Exercise instructions:
Report each line from the listing that the string "username" appears in.

□ □ □ □ □

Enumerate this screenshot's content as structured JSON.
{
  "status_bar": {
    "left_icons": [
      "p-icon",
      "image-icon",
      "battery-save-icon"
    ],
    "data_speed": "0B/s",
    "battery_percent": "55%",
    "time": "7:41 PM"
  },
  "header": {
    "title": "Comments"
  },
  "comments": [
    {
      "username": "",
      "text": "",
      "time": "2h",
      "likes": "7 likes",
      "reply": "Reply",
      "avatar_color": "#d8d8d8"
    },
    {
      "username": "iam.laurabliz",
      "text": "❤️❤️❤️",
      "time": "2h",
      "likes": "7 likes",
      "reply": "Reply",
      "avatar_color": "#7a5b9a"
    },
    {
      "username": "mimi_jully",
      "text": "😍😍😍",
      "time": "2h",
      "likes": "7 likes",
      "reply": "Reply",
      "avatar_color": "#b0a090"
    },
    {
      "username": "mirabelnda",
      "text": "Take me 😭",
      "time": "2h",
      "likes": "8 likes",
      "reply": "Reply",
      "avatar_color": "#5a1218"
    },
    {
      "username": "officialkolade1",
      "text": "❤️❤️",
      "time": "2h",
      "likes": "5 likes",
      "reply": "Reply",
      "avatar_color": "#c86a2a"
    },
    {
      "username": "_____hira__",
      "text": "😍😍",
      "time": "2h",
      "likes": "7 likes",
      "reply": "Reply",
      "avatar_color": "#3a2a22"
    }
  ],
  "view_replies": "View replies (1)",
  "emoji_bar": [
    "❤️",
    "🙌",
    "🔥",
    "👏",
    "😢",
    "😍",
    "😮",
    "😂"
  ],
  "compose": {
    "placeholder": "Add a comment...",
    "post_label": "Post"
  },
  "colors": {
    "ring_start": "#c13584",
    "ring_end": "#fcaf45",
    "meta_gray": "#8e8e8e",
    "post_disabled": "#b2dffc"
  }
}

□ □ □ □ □

Your solution:
      "username": "",
      "username": "iam.laurabliz",
      "username": "mimi_jully",
      "username": "mirabelnda",
      "username": "officialkolade1",
      "username": "_____hira__",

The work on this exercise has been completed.